*Task prompt*:
Where the data below has the string "date", return the whole line.

*Record extracts*:
++++++
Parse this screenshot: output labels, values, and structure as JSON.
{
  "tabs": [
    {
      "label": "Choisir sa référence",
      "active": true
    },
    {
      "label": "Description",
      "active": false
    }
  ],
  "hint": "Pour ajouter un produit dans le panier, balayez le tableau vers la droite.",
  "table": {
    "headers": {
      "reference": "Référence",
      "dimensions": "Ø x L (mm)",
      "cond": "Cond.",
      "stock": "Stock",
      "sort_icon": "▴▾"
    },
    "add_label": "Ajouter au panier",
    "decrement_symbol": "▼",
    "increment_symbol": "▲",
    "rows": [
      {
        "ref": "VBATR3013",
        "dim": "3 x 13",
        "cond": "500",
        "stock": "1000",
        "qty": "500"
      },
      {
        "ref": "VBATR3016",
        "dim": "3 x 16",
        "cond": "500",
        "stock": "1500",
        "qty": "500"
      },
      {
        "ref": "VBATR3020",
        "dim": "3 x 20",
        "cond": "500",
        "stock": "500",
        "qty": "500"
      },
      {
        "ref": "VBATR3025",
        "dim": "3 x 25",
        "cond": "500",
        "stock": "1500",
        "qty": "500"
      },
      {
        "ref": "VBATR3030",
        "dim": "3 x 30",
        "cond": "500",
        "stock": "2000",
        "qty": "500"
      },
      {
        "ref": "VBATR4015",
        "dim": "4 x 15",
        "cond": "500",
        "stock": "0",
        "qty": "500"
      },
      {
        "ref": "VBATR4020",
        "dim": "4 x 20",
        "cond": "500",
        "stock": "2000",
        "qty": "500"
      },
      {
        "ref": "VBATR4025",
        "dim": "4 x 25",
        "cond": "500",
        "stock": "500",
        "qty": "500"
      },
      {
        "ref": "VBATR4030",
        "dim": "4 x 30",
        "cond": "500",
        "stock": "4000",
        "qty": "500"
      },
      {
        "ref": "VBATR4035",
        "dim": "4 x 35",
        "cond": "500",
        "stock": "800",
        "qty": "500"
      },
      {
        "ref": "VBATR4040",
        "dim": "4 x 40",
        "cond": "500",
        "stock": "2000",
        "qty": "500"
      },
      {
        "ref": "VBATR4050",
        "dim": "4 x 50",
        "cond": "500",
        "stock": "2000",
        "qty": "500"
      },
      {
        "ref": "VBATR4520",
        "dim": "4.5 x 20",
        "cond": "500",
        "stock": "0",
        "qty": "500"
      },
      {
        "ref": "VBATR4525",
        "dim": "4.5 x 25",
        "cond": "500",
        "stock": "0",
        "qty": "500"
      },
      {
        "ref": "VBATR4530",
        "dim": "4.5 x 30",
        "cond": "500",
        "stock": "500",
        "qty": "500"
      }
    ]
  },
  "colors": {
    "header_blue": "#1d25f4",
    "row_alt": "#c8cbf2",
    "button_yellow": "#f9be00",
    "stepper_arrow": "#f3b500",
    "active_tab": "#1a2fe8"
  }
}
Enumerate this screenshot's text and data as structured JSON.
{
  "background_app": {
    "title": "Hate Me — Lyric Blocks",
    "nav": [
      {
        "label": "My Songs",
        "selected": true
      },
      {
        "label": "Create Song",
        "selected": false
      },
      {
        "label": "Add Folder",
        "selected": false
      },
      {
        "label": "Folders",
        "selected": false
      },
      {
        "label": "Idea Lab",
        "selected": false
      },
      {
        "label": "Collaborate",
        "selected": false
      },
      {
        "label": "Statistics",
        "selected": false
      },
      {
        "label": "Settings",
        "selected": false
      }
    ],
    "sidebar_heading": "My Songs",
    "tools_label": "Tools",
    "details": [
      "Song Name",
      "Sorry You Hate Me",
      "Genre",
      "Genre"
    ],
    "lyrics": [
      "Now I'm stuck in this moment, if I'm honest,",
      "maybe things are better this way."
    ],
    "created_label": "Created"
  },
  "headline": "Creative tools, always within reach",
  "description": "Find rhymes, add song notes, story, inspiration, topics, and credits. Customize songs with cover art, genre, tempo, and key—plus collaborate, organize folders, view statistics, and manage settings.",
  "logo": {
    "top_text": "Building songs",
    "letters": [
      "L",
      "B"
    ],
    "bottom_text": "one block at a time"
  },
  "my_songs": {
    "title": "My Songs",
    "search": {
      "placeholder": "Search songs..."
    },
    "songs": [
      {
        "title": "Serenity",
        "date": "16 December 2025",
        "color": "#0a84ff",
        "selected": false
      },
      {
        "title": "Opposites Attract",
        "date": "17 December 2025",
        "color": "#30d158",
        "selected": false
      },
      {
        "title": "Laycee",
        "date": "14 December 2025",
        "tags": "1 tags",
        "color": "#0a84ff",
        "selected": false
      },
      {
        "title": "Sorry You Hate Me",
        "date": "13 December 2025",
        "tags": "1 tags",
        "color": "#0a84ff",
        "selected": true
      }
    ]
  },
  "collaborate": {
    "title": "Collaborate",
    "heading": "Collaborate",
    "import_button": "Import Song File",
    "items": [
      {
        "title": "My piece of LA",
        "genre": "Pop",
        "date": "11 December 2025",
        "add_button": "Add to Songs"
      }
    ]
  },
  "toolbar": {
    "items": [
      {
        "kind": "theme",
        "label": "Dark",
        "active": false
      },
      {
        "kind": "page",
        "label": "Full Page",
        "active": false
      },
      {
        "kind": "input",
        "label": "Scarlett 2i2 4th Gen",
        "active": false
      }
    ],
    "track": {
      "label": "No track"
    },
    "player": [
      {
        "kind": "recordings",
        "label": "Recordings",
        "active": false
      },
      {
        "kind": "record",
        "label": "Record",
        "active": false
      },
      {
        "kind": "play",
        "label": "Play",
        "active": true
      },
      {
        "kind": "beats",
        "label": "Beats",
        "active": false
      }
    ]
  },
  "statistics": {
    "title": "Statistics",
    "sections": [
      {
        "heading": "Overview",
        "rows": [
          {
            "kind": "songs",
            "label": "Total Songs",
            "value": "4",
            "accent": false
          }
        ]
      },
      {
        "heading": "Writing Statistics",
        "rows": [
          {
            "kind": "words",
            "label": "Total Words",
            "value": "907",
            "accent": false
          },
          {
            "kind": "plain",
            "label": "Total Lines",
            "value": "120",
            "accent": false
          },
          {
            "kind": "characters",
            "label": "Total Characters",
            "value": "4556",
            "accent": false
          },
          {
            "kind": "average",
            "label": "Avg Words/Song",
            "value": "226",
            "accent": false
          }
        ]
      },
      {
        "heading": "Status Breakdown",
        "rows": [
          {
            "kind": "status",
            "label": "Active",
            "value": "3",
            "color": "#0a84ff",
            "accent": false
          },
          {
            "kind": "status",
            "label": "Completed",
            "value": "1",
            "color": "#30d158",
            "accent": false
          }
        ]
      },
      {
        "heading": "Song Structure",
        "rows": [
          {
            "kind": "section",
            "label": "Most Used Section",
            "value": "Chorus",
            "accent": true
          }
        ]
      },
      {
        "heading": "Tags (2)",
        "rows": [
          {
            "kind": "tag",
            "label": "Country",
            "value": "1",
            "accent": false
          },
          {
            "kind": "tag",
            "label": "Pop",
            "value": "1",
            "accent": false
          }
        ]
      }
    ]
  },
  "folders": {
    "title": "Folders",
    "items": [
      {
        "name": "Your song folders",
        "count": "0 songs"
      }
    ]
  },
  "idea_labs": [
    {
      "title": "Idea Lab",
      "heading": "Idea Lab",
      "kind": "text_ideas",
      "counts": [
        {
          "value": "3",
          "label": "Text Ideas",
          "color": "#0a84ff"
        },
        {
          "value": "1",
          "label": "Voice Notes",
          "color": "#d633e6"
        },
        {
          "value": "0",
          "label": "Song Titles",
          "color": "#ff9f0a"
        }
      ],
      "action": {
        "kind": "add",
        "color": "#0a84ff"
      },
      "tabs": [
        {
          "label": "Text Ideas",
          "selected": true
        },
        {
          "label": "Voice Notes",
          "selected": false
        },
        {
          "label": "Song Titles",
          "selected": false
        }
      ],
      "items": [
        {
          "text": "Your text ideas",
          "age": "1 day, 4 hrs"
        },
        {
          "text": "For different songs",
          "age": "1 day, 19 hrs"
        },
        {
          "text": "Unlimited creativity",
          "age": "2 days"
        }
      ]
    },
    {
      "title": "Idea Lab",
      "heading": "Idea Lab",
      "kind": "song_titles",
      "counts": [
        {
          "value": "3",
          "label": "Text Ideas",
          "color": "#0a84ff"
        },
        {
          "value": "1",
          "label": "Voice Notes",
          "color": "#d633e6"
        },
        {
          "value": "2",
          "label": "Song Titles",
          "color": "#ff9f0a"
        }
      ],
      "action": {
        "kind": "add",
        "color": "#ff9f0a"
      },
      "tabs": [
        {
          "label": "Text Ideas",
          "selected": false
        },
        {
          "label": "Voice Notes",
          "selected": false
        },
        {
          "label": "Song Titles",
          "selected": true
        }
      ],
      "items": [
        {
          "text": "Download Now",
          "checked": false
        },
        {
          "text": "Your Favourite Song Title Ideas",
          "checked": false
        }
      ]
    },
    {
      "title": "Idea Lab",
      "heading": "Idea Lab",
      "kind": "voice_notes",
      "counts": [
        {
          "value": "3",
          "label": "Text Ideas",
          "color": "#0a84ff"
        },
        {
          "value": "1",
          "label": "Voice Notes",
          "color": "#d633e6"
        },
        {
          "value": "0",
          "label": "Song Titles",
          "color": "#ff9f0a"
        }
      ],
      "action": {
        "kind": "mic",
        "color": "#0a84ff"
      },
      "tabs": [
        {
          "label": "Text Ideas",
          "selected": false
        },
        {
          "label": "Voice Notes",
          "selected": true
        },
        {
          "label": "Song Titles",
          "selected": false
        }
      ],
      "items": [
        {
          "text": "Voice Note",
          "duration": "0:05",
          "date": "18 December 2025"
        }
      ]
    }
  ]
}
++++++
*Written solution*:
        "date": "16 December 2025",
        "date": "17 December 2025",
        "date": "14 December 2025",
        "date": "13 December 2025",
        "date": "11 December 2025",
          "date": "18 December 2025"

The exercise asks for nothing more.